§ Supplied entries:

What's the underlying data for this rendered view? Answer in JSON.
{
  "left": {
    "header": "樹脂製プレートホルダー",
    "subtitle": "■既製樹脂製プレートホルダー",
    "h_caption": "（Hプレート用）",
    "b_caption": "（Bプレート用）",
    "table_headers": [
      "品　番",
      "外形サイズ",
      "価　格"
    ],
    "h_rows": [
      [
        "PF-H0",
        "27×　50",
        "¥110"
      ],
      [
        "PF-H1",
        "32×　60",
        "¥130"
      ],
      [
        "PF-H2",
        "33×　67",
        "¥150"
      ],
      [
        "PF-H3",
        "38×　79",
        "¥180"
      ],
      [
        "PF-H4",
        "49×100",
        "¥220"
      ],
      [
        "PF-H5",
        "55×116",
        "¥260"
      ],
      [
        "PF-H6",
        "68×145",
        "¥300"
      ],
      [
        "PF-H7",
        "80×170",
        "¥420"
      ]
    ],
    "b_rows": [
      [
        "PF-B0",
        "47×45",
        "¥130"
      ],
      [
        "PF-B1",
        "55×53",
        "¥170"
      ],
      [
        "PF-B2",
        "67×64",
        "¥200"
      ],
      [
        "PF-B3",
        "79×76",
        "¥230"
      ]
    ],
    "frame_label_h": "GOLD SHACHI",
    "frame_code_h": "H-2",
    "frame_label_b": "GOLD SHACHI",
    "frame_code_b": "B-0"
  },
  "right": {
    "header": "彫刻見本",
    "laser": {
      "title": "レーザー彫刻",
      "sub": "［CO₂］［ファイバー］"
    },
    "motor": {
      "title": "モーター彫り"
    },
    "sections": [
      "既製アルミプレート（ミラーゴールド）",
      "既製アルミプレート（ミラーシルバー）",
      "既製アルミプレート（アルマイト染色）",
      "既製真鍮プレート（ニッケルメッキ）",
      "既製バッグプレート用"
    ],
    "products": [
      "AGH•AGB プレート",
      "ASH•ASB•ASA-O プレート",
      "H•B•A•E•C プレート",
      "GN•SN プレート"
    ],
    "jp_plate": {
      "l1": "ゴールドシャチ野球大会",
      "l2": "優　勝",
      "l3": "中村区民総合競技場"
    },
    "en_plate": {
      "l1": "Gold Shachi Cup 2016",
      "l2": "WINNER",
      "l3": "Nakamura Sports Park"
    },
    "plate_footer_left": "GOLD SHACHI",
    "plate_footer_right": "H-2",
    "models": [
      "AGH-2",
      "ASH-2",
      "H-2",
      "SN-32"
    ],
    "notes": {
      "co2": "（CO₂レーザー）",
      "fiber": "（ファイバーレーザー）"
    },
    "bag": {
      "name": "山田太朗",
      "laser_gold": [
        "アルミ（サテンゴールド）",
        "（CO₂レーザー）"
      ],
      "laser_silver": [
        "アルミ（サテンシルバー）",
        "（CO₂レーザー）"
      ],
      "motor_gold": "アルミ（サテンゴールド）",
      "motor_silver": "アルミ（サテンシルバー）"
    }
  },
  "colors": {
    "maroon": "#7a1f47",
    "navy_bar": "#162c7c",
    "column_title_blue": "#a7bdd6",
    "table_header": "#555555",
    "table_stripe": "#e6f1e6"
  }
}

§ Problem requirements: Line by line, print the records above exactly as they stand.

§ Reply:
What's the underlying data for this rendered view? Answer in JSON.
{
  "left": {
    "header": "樹脂製プレートホルダー",
    "subtitle": "■既製樹脂製プレートホルダー",
    "h_caption": "（Hプレート用）",
    "b_caption": "（Bプレート用）",
    "table_headers": [
      "品　番",
      "外形サイズ",
      "価　格"
    ],
    "h_rows": [
      [
        "PF-H0",
        "27×　50",
        "¥110"
      ],
      [
        "PF-H1",
        "32×　60",
        "¥130"
      ],
      [
        "PF-H2",
        "33×　67",
        "¥150"
      ],
      [
        "PF-H3",
        "38×　79",
        "¥180"
      ],
      [
        "PF-H4",
        "49×100",
        "¥220"
      ],
      [
        "PF-H5",
        "55×116",
        "¥260"
      ],
      [
        "PF-H6",
        "68×145",
        "¥300"
      ],
      [
        "PF-H7",
        "80×170",
        "¥420"
      ]
    ],
    "b_rows": [
      [
        "PF-B0",
        "47×45",
        "¥130"
      ],
      [
        "PF-B1",
        "55×53",
        "¥170"
      ],
      [
        "PF-B2",
        "67×64",
        "¥200"
      ],
      [
        "PF-B3",
        "79×76",
        "¥230"
      ]
    ],
    "frame_label_h": "GOLD SHACHI",
    "frame_code_h": "H-2",
    "frame_label_b": "GOLD SHACHI",
    "frame_code_b": "B-0"
  },
  "right": {
    "header": "彫刻見本",
    "laser": {
      "title": "レーザー彫刻",
      "sub": "［CO₂］［ファイバー］"
    },
    "motor": {
      "title": "モーター彫り"
    },
    "sections": [
      "既製アルミプレート（ミラーゴールド）",
      "既製アルミプレート（ミラーシルバー）",
      "既製アルミプレート（アルマイト染色）",
      "既製真鍮プレート（ニッケルメッキ）",
      "既製バッグプレート用"
    ],
    "products": [
      "AGH•AGB プレート",
      "ASH•ASB•ASA-O プレート",
      "H•B•A•E•C プレート",
      "GN•SN プレート"
    ],
    "jp_plate": {
      "l1": "ゴールドシャチ野球大会",
      "l2": "優　勝",
      "l3": "中村区民総合競技場"
    },
    "en_plate": {
      "l1": "Gold Shachi Cup 2016",
      "l2": "WINNER",
      "l3": "Nakamura Sports Park"
    },
    "plate_footer_left": "GOLD SHACHI",
    "plate_footer_right": "H-2",
    "models": [
      "AGH-2",
      "ASH-2",
      "H-2",
      "SN-32"
    ],
    "notes": {
      "co2": "（CO₂レーザー）",
      "fiber": "（ファイバーレーザー）"
    },
    "bag": {
      "name": "山田太朗",
      "laser_gold": [
        "アルミ（サテンゴールド）",
        "（CO₂レーザー）"
      ],
      "laser_silver": [
        "アルミ（サテンシルバー）",
        "（CO₂レーザー）"
      ],
      "motor_gold": "アルミ（サテンゴールド）",
      "motor_silver": "アルミ（サテンシルバー）"
    }
  },
  "colors": {
    "maroon": "#7a1f47",
    "navy_bar": "#162c7c",
    "column_title_blue": "#a7bdd6",
    "table_header": "#555555",
    "table_stripe": "#e6f1e6"
  }
}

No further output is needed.